Refugees and migrants attempting to cross from Serbia into neighbouring European Union countries have endured illegal deportations and widespread police violence, including beatings and electric shocks, according to a report by a watchdog group.
The group said on Sunday it had documented at least 857 instances of people being subjected to violence, including kicking and dog bites, so far this year.
Of that total, 52 incidents involved minors.
Rigardu also recorded at least 110 cases of Hungarian and Croatian authorities carrying out illegal deportations to Serbia. There were also allegations of push-backs by Slovenian officers on the country’s border with Croatia.
Using photographic evidence and first-person testimonies, Rigardu has now launched an online database to document individual cases of violence and push-backs by EU countries’ forces along the so-called Balkan route.
The group said the actual number of such incidents is likely to be far higher since many cases of push-backs and police violence often go unreported.
Lazara Marinkovic, a Serbian journalist who has covered the refugee crisis for several years, said reports such as the one published by Rigardu “are very common and the testimonies are consistent with the injuries” she had observed on several occasions.
“Most of the violent push-backs come from Croatian and Hungarian border police,” she told Al Jazeera from Serbia’s capital, Belgrade.
“I’ve met a lot of people who showed me their phones had been broken and their injuries.”
‘Next time, we will kill you’
In one incident recorded by Rigardu, on November 4, six Afghan men were allegedly attacked and beaten by Croatian border guards.
When one of the men, whose name has been withheld, requested to apply for asylum, he was told by an officer, “We don’t need you people to come here”, according to the testimony provided to the group.
On October 19, Croatian police officers apprehended four Afghan men crossing from Serbia’s Sid. After beating them and stealing their money, according to the account given to Rigardu, one of the officers allegedly shoved a tree branch into one of the men’s mouth.
“They shouted, ‘Don’t speak, go back to Serbia’,” the group’s report said.
In another incident, on October 7, four Tunisians and a Moroccan were allegedly beaten and subjected to death threats by Croatian border police, said Rigardu.
The officers hit them with the handle of a baton and then beat them again after they had already crossed the border back into Serbia, the men said in their testimony.
“F*ck you, go to Serbia, next time we [will] kill you,” they claimed the officers told them while beating them.
Contacted by Al Jazeera, a Croatian police spokesperson said in an email that in the cases they have investigated, authorities have “not found unprofessional or unlawful conduct of police officers toward migrants”.

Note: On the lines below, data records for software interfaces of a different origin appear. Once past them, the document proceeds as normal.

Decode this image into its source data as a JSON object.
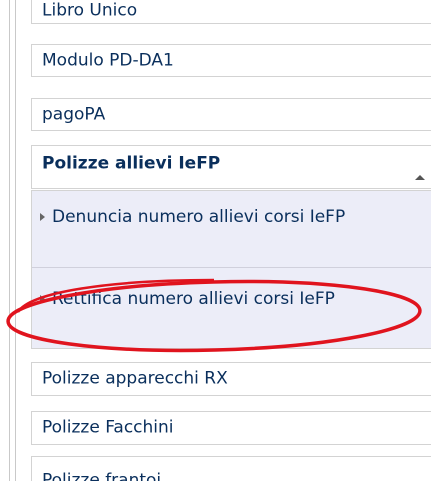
{
  "menu": {
    "items_top": [
      {
        "label": "Libro Unico"
      },
      {
        "label": "Modulo PD-DA1"
      },
      {
        "label": "pagoPA"
      }
    ],
    "open_section": {
      "label": "Polizze allievi IeFP",
      "submenu": [
        {
          "label": "Denuncia numero allievi corsi IeFP"
        },
        {
          "label": "Rettifica numero allievi corsi IeFP"
        }
      ]
    },
    "items_bottom": [
      {
        "label": "Polizze apparecchi RX"
      },
      {
        "label": "Polizze Facchini"
      },
      {
        "label": "Polizze frantoi"
      }
    ]
  },
  "annotation": {
    "color": "#e0141e",
    "target": "Rettifica numero allievi corsi IeFP"
  },
  "icons": {
    "submenu_bullet": "triangle-right-icon",
    "collapse": "chevron-up-icon"
  }
}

The police spokesperson added: “The use of … force or bodily force is being analysed for each particular case, and the ministry [of interior] takes care that the police officers act in compliance with the legal use of police powers.”
Speaking to Al Jazeera by email, the Hungarian government’s international communications office said it “utterly rejects” the allegations, claiming they are “once more seeking to discredit personnel on duty at the border”.
“The police are performing their duties lawfully, professionally and proportionately, and they place special emphasis on treating migrants humanely and with respect for their human dignity,” the office said.
“Migrants on Hungary’s borders are not being harassed, and the significant numbers of unaccompanied minors who have been arriving are being provided with protection, health care and education,” it added.
“Hungary treats those in genuine need humanely, and those waiting on its borders or on its territory receive fair treatment. Migrants are also expected to abide by EU and Hungarian laws, however.”
Speaking to Al Jazeera by email, a Slovenian police spokesperson said the claims come “as a major surprise”, adding that they “are committed to maintaining high standards of professionalism” and upholding human rights.
“We are not aware of any such cases of push-backs and violence [by] the Slovenian police.”
Lydia Gall, a Balkan region researcher for Human Rights Watch (HRW), explained that push-backs across the borders into Serbia are “unlawful” and are often “accompanied by various levels of abuse and violence”.
The practices have been going on for years, she told Al Jazeera. “This has been flagged time and again to the European Union for several years now … and yet the European Commission has chosen not to act on this issue specifically,” said Gall.
Last month, a six-year-old Afghan girl was fatally struck by a train after Croatian police officers allegedly forced her family to walk down the train tracks in the direction of Serbia.
In a statement later published online, the Croatian Ministry of Interior dismissed claims of responsibility. “We emphasise that the conduct of the Croatian border police did not in any way cause the accident and death of the girl,” it said.
HRW’s Gall described the incident as a “sad consequence of the unlawful and often inhumane practices” carried out on EU borders with Serbia.
“This poor girl and her poor family were victims of these horrifying practices as they pan out,” she said.